The discoveries boost the list of confirmed extra-solar planets to 729, including 60 credited to the Kepler team.
The telescope, launched in space in March 2009, can detect slight but regular dips in the amount of light coming from stars. Scientists can then determine if the changes are caused by orbiting planets passing by, relative to Kepler's view.
Kepler scientists have another 2300 candidate planets awaiting additional confirmation.
None of the newly discovered planetary systems are like our solar system, though Kepler-33, a star that is older and bigger than the Sun, comes close in terms of sheer numbers. It has five planets, compared to our solar system's eight, but the quintet all fly closer to their parent star than Mercury orbits the Sun.
The planets range in size from about 1.5 times the diameter of Earth to five times Earth's diameter. Scientists have not yet determined if any are solid rocky bodies like Earth, Venus, Mars and Mercury or if they are filled with gas like Jupiter, Saturn, Uranus and Neptune.
The Kepler team previously found one star with six confirmed planets and a second system with five planets, says planetary scientist Jack Lissauer, with NASA's Ames Research Center in California.
Nine of the new systems contain two planets and one has three, bringing the total number of newly discovered planets to 26. All are closer to their host stars than Venus is to the Sun.
"This has tripled the number of stars which we know have more than one transiting planet, so that's the big deal here," says Lissauer.
"We're starting to think in terms of planetary systems as opposed to just planets: Do they all tend to have similar sizes? What's the spacing? Is the solar system unusual in those regards?" he says.
Kepler is monitoring more than 150,000 stars in the constellations Cygnus and Lyra.
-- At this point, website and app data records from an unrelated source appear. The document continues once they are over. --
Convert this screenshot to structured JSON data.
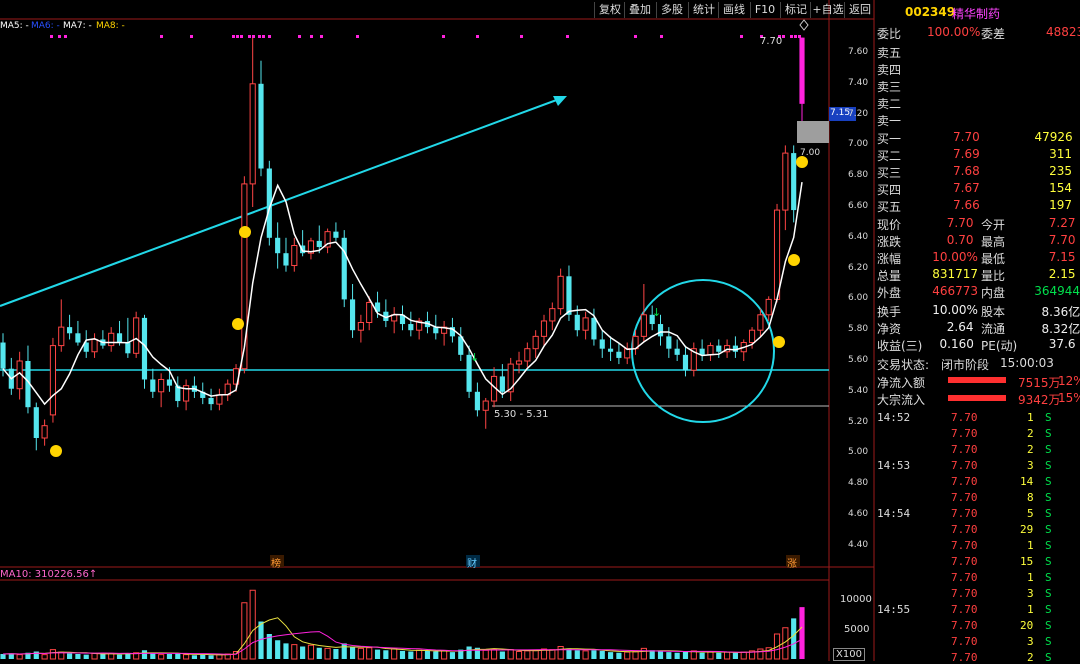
{
  "toolbar": {
    "buttons": [
      "复权",
      "叠加",
      "多股",
      "统计",
      "画线",
      "F10",
      "标记",
      "+自选",
      "返回"
    ]
  },
  "ma_labels": {
    "ma5": "MA5: -",
    "ma6": "MA6: -",
    "ma7": "MA7: -",
    "ma8": "MA8: -"
  },
  "price_axis": {
    "ticks": [
      "7.60",
      "7.40",
      "7.20",
      "7.00",
      "6.80",
      "6.60",
      "6.40",
      "6.20",
      "6.00",
      "5.80",
      "5.60",
      "5.40",
      "5.20",
      "5.00",
      "4.80",
      "4.60",
      "4.40"
    ],
    "current_price_tag": "7.15",
    "high_label": "7.70",
    "level_label": "7.00",
    "low_range_label": "5.30 - 5.31"
  },
  "volume_panel": {
    "label": "MA10: 310226.56↑",
    "ticks": [
      "10000",
      "5000"
    ],
    "unit": "X100"
  },
  "event_markers": [
    "榜",
    "财",
    "涨"
  ],
  "stock": {
    "code": "002349",
    "name": "精华制药"
  },
  "order_book": {
    "weibi_label": "委比",
    "weibi_value": "100.00%",
    "weicha_label": "委差",
    "weicha_value": "48823",
    "asks": [
      {
        "label": "卖五"
      },
      {
        "label": "卖四"
      },
      {
        "label": "卖三"
      },
      {
        "label": "卖二"
      },
      {
        "label": "卖一"
      }
    ],
    "bids": [
      {
        "label": "买一",
        "price": "7.70",
        "vol": "47926"
      },
      {
        "label": "买二",
        "price": "7.69",
        "vol": "311"
      },
      {
        "label": "买三",
        "price": "7.68",
        "vol": "235"
      },
      {
        "label": "买四",
        "price": "7.67",
        "vol": "154"
      },
      {
        "label": "买五",
        "price": "7.66",
        "vol": "197"
      }
    ]
  },
  "quote": [
    {
      "l1": "现价",
      "v1": "7.70",
      "l2": "今开",
      "v2": "7.27"
    },
    {
      "l1": "涨跌",
      "v1": "0.70",
      "l2": "最高",
      "v2": "7.70"
    },
    {
      "l1": "涨幅",
      "v1": "10.00%",
      "l2": "最低",
      "v2": "7.15"
    },
    {
      "l1": "总量",
      "v1": "831717",
      "l2": "量比",
      "v2": "2.15"
    },
    {
      "l1": "外盘",
      "v1": "466773",
      "l2": "内盘",
      "v2": "364944"
    }
  ],
  "fundamentals": [
    {
      "l1": "换手",
      "v1": "10.00%",
      "l2": "股本",
      "v2": "8.36亿"
    },
    {
      "l1": "净资",
      "v1": "2.64",
      "l2": "流通",
      "v2": "8.32亿"
    },
    {
      "l1": "收益(三)",
      "v1": "0.160",
      "l2": "PE(动)",
      "v2": "37.6"
    }
  ],
  "trade_status": {
    "label": "交易状态:",
    "value": "闭市阶段",
    "time": "15:00:03"
  },
  "flows": [
    {
      "label": "净流入额",
      "value": "7515万",
      "pct": "12%"
    },
    {
      "label": "大宗流入",
      "value": "9342万",
      "pct": "15%"
    }
  ],
  "ticks": [
    {
      "time": "14:52",
      "price": "7.70",
      "vol": "1",
      "side": "S"
    },
    {
      "time": "",
      "price": "7.70",
      "vol": "2",
      "side": "S"
    },
    {
      "time": "",
      "price": "7.70",
      "vol": "2",
      "side": "S"
    },
    {
      "time": "14:53",
      "price": "7.70",
      "vol": "3",
      "side": "S"
    },
    {
      "time": "",
      "price": "7.70",
      "vol": "14",
      "side": "S"
    },
    {
      "time": "",
      "price": "7.70",
      "vol": "8",
      "side": "S"
    },
    {
      "time": "14:54",
      "price": "7.70",
      "vol": "5",
      "side": "S"
    },
    {
      "time": "",
      "price": "7.70",
      "vol": "29",
      "side": "S"
    },
    {
      "time": "",
      "price": "7.70",
      "vol": "1",
      "side": "S"
    },
    {
      "time": "",
      "price": "7.70",
      "vol": "15",
      "side": "S"
    },
    {
      "time": "",
      "price": "7.70",
      "vol": "1",
      "side": "S"
    },
    {
      "time": "",
      "price": "7.70",
      "vol": "3",
      "side": "S"
    },
    {
      "time": "14:55",
      "price": "7.70",
      "vol": "1",
      "side": "S"
    },
    {
      "time": "",
      "price": "7.70",
      "vol": "20",
      "side": "S"
    },
    {
      "time": "",
      "price": "7.70",
      "vol": "3",
      "side": "S"
    },
    {
      "time": "",
      "price": "7.70",
      "vol": "2",
      "side": "S"
    }
  ],
  "colors": {
    "up": "#ff4545",
    "down": "#55e6ee",
    "limit_up": "#ff22dd",
    "ma_line": "#ffffff",
    "annotation": "#22d8e8",
    "panel_border": "#9b1a1a"
  },
  "chart_data": {
    "type": "candlestick",
    "y_range": [
      4.3,
      7.75
    ],
    "volume_range": [
      0,
      12000
    ],
    "candles": [
      [
        5.72,
        5.78,
        5.5,
        5.55
      ],
      [
        5.55,
        5.62,
        5.38,
        5.42
      ],
      [
        5.42,
        5.66,
        5.35,
        5.6
      ],
      [
        5.6,
        5.7,
        5.26,
        5.3
      ],
      [
        5.3,
        5.33,
        5.02,
        5.1
      ],
      [
        5.1,
        5.22,
        5.05,
        5.18
      ],
      [
        5.25,
        5.75,
        5.2,
        5.7
      ],
      [
        5.7,
        6.0,
        5.66,
        5.82
      ],
      [
        5.82,
        5.9,
        5.74,
        5.78
      ],
      [
        5.78,
        5.86,
        5.7,
        5.72
      ],
      [
        5.72,
        5.8,
        5.62,
        5.66
      ],
      [
        5.66,
        5.78,
        5.62,
        5.74
      ],
      [
        5.74,
        5.8,
        5.68,
        5.7
      ],
      [
        5.7,
        5.82,
        5.66,
        5.78
      ],
      [
        5.78,
        5.86,
        5.7,
        5.72
      ],
      [
        5.72,
        5.88,
        5.62,
        5.65
      ],
      [
        5.65,
        5.92,
        5.62,
        5.88
      ],
      [
        5.88,
        5.9,
        5.42,
        5.48
      ],
      [
        5.48,
        5.55,
        5.36,
        5.4
      ],
      [
        5.4,
        5.52,
        5.3,
        5.48
      ],
      [
        5.48,
        5.56,
        5.4,
        5.44
      ],
      [
        5.44,
        5.5,
        5.3,
        5.34
      ],
      [
        5.34,
        5.48,
        5.28,
        5.44
      ],
      [
        5.44,
        5.5,
        5.36,
        5.4
      ],
      [
        5.4,
        5.46,
        5.32,
        5.36
      ],
      [
        5.36,
        5.42,
        5.28,
        5.32
      ],
      [
        5.32,
        5.42,
        5.28,
        5.38
      ],
      [
        5.38,
        5.48,
        5.34,
        5.45
      ],
      [
        5.45,
        5.58,
        5.4,
        5.55
      ],
      [
        5.55,
        6.8,
        5.52,
        6.75
      ],
      [
        6.75,
        7.7,
        6.6,
        7.4
      ],
      [
        7.4,
        7.55,
        6.8,
        6.85
      ],
      [
        6.85,
        6.9,
        6.35,
        6.4
      ],
      [
        6.4,
        6.5,
        6.2,
        6.3
      ],
      [
        6.3,
        6.4,
        6.18,
        6.22
      ],
      [
        6.22,
        6.4,
        6.18,
        6.35
      ],
      [
        6.35,
        6.45,
        6.28,
        6.3
      ],
      [
        6.3,
        6.4,
        6.26,
        6.38
      ],
      [
        6.38,
        6.48,
        6.3,
        6.34
      ],
      [
        6.34,
        6.46,
        6.3,
        6.44
      ],
      [
        6.44,
        6.5,
        6.38,
        6.4
      ],
      [
        6.4,
        6.45,
        5.95,
        6.0
      ],
      [
        6.0,
        6.1,
        5.75,
        5.8
      ],
      [
        5.8,
        5.9,
        5.72,
        5.85
      ],
      [
        5.85,
        6.02,
        5.8,
        5.98
      ],
      [
        5.98,
        6.05,
        5.88,
        5.92
      ],
      [
        5.92,
        6.0,
        5.82,
        5.86
      ],
      [
        5.86,
        5.95,
        5.78,
        5.9
      ],
      [
        5.9,
        5.96,
        5.8,
        5.84
      ],
      [
        5.84,
        5.92,
        5.76,
        5.8
      ],
      [
        5.8,
        5.88,
        5.74,
        5.86
      ],
      [
        5.86,
        5.92,
        5.78,
        5.82
      ],
      [
        5.82,
        5.9,
        5.74,
        5.78
      ],
      [
        5.78,
        5.86,
        5.7,
        5.82
      ],
      [
        5.82,
        5.88,
        5.72,
        5.76
      ],
      [
        5.76,
        5.82,
        5.6,
        5.64
      ],
      [
        5.64,
        5.7,
        5.36,
        5.4
      ],
      [
        5.4,
        5.46,
        5.24,
        5.28
      ],
      [
        5.28,
        5.36,
        5.16,
        5.34
      ],
      [
        5.34,
        5.56,
        5.3,
        5.5
      ],
      [
        5.5,
        5.58,
        5.36,
        5.4
      ],
      [
        5.4,
        5.62,
        5.34,
        5.58
      ],
      [
        5.58,
        5.66,
        5.52,
        5.6
      ],
      [
        5.6,
        5.72,
        5.56,
        5.68
      ],
      [
        5.68,
        5.8,
        5.62,
        5.76
      ],
      [
        5.76,
        5.9,
        5.7,
        5.86
      ],
      [
        5.86,
        5.98,
        5.8,
        5.94
      ],
      [
        5.94,
        6.2,
        5.9,
        6.15
      ],
      [
        6.15,
        6.22,
        5.86,
        5.9
      ],
      [
        5.9,
        5.96,
        5.76,
        5.8
      ],
      [
        5.8,
        5.92,
        5.74,
        5.88
      ],
      [
        5.88,
        5.94,
        5.7,
        5.74
      ],
      [
        5.74,
        5.8,
        5.62,
        5.68
      ],
      [
        5.68,
        5.76,
        5.6,
        5.66
      ],
      [
        5.66,
        5.72,
        5.58,
        5.62
      ],
      [
        5.62,
        5.72,
        5.58,
        5.68
      ],
      [
        5.68,
        5.8,
        5.64,
        5.76
      ],
      [
        5.76,
        6.1,
        5.72,
        5.9
      ],
      [
        5.9,
        5.96,
        5.8,
        5.84
      ],
      [
        5.84,
        5.9,
        5.7,
        5.76
      ],
      [
        5.76,
        5.82,
        5.62,
        5.68
      ],
      [
        5.68,
        5.74,
        5.6,
        5.64
      ],
      [
        5.64,
        5.7,
        5.5,
        5.54
      ],
      [
        5.54,
        5.72,
        5.5,
        5.68
      ],
      [
        5.68,
        5.74,
        5.6,
        5.64
      ],
      [
        5.64,
        5.72,
        5.6,
        5.7
      ],
      [
        5.7,
        5.74,
        5.62,
        5.66
      ],
      [
        5.66,
        5.74,
        5.62,
        5.7
      ],
      [
        5.7,
        5.76,
        5.62,
        5.66
      ],
      [
        5.66,
        5.74,
        5.6,
        5.72
      ],
      [
        5.72,
        5.82,
        5.68,
        5.8
      ],
      [
        5.8,
        5.94,
        5.76,
        5.9
      ],
      [
        5.9,
        6.02,
        5.86,
        6.0
      ],
      [
        6.0,
        6.62,
        5.98,
        6.58
      ],
      [
        6.58,
        7.0,
        6.45,
        6.95
      ],
      [
        6.95,
        7.0,
        6.5,
        6.58
      ],
      [
        7.27,
        7.7,
        7.15,
        7.7
      ]
    ],
    "volumes": [
      800,
      900,
      700,
      1000,
      1200,
      700,
      1500,
      1100,
      900,
      800,
      700,
      900,
      800,
      900,
      700,
      900,
      1000,
      1400,
      900,
      700,
      800,
      900,
      700,
      600,
      700,
      600,
      700,
      800,
      1200,
      9000,
      11000,
      6000,
      4000,
      3000,
      2500,
      2300,
      2000,
      2200,
      1800,
      1700,
      1600,
      2500,
      2000,
      1700,
      1800,
      1500,
      1400,
      1600,
      1300,
      1200,
      1400,
      1300,
      1200,
      1300,
      1100,
      1500,
      2000,
      1800,
      1400,
      1600,
      1200,
      1500,
      1200,
      1300,
      1400,
      1600,
      1500,
      2000,
      1700,
      1400,
      1300,
      1400,
      1300,
      1100,
      1000,
      1100,
      1200,
      1700,
      1400,
      1200,
      1100,
      1000,
      1200,
      1300,
      1000,
      1100,
      1000,
      1100,
      1000,
      1100,
      1300,
      1600,
      1800,
      4000,
      5000,
      6500,
      8300
    ]
  }
}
The research is published in four different papers in Astrophysical Journal and the Monthly Notices of the Royal Astronomical Society.